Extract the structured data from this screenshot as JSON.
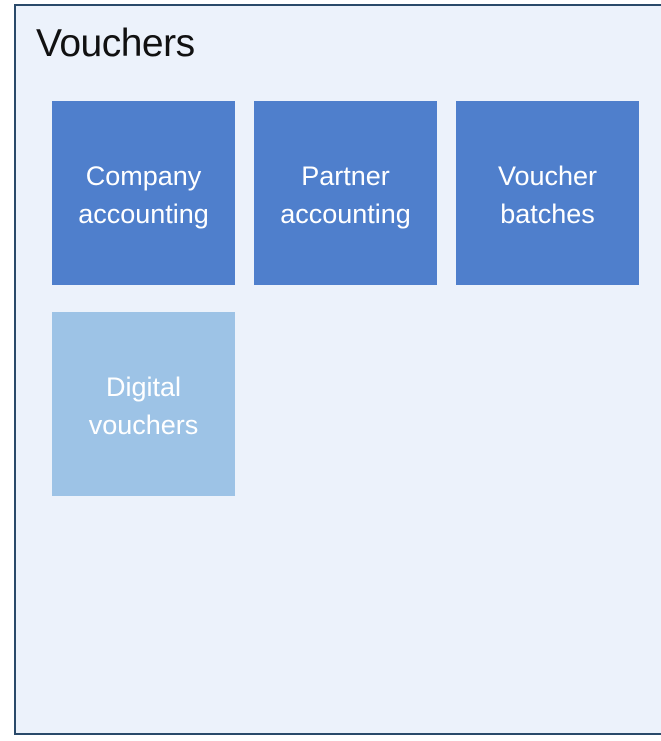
{
  "page": {
    "title": "Vouchers"
  },
  "tiles": [
    {
      "label": "Company\naccounting",
      "style": "dark",
      "color": "#4f7fcc"
    },
    {
      "label": "Partner\naccounting",
      "style": "dark",
      "color": "#4f7fcc"
    },
    {
      "label": "Voucher\nbatches",
      "style": "dark",
      "color": "#4f7fcc"
    },
    {
      "label": "Digital\nvouchers",
      "style": "light",
      "color": "#9dc3e6"
    }
  ],
  "colors": {
    "panel_background": "#ecf2fb",
    "panel_border": "#2a4a6a"
  }
}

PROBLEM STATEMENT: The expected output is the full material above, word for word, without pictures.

SOLUTION TO THE EXERCISE:
Extract the structured data from this screenshot as JSON.
{
  "page": {
    "title": "Vouchers"
  },
  "tiles": [
    {
      "label": "Company\naccounting",
      "style": "dark",
      "color": "#4f7fcc"
    },
    {
      "label": "Partner\naccounting",
      "style": "dark",
      "color": "#4f7fcc"
    },
    {
      "label": "Voucher\nbatches",
      "style": "dark",
      "color": "#4f7fcc"
    },
    {
      "label": "Digital\nvouchers",
      "style": "light",
      "color": "#9dc3e6"
    }
  ],
  "colors": {
    "panel_background": "#ecf2fb",
    "panel_border": "#2a4a6a"
  }
}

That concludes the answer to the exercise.